About this task :: Set down all of the records exactly.

━━━━━ Source data ━━━━━

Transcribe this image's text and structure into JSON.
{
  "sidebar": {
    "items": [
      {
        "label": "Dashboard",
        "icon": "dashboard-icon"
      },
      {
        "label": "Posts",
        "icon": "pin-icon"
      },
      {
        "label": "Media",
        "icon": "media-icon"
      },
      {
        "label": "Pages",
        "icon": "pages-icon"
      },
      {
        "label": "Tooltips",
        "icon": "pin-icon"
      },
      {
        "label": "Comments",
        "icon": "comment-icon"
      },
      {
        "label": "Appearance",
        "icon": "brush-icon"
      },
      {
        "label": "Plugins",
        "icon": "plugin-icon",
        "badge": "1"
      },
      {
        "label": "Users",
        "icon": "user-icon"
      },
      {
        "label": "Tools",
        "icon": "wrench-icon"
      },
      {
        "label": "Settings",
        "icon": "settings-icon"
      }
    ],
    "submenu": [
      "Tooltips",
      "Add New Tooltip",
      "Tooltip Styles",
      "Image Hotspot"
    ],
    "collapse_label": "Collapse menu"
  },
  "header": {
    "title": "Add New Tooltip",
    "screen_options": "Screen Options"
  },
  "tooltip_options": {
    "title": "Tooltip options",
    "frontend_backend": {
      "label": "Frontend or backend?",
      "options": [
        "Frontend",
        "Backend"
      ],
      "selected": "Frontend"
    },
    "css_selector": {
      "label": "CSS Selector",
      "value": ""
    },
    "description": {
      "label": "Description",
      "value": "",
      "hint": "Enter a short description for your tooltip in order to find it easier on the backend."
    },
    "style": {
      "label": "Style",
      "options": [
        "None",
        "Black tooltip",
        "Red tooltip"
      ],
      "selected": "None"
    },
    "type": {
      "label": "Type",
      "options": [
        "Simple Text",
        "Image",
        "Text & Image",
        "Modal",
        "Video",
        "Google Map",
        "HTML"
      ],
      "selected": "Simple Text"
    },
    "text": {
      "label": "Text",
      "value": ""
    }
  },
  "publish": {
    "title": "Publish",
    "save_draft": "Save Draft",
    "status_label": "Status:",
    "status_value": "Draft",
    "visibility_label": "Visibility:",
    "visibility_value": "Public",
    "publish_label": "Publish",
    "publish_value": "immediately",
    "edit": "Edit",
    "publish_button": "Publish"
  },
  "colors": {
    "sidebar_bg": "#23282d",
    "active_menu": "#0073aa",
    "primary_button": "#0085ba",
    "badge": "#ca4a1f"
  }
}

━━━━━

Response to the exercise ::
Transcribe this image's text and structure into JSON.
{
  "sidebar": {
    "items": [
      {
        "label": "Dashboard",
        "icon": "dashboard-icon"
      },
      {
        "label": "Posts",
        "icon": "pin-icon"
      },
      {
        "label": "Media",
        "icon": "media-icon"
      },
      {
        "label": "Pages",
        "icon": "pages-icon"
      },
      {
        "label": "Tooltips",
        "icon": "pin-icon"
      },
      {
        "label": "Comments",
        "icon": "comment-icon"
      },
      {
        "label": "Appearance",
        "icon": "brush-icon"
      },
      {
        "label": "Plugins",
        "icon": "plugin-icon",
        "badge": "1"
      },
      {
        "label": "Users",
        "icon": "user-icon"
      },
      {
        "label": "Tools",
        "icon": "wrench-icon"
      },
      {
        "label": "Settings",
        "icon": "settings-icon"
      }
    ],
    "submenu": [
      "Tooltips",
      "Add New Tooltip",
      "Tooltip Styles",
      "Image Hotspot"
    ],
    "collapse_label": "Collapse menu"
  },
  "header": {
    "title": "Add New Tooltip",
    "screen_options": "Screen Options"
  },
  "tooltip_options": {
    "title": "Tooltip options",
    "frontend_backend": {
      "label": "Frontend or backend?",
      "options": [
        "Frontend",
        "Backend"
      ],
      "selected": "Frontend"
    },
    "css_selector": {
      "label": "CSS Selector",
      "value": ""
    },
    "description": {
      "label": "Description",
      "value": "",
      "hint": "Enter a short description for your tooltip in order to find it easier on the backend."
    },
    "style": {
      "label": "Style",
      "options": [
        "None",
        "Black tooltip",
        "Red tooltip"
      ],
      "selected": "None"
    },
    "type": {
      "label": "Type",
      "options": [
        "Simple Text",
        "Image",
        "Text & Image",
        "Modal",
        "Video",
        "Google Map",
        "HTML"
      ],
      "selected": "Simple Text"
    },
    "text": {
      "label": "Text",
      "value": ""
    }
  },
  "publish": {
    "title": "Publish",
    "save_draft": "Save Draft",
    "status_label": "Status:",
    "status_value": "Draft",
    "visibility_label": "Visibility:",
    "visibility_value": "Public",
    "publish_label": "Publish",
    "publish_value": "immediately",
    "edit": "Edit",
    "publish_button": "Publish"
  },
  "colors": {
    "sidebar_bg": "#23282d",
    "active_menu": "#0073aa",
    "primary_button": "#0085ba",
    "badge": "#ca4a1f"
  }
}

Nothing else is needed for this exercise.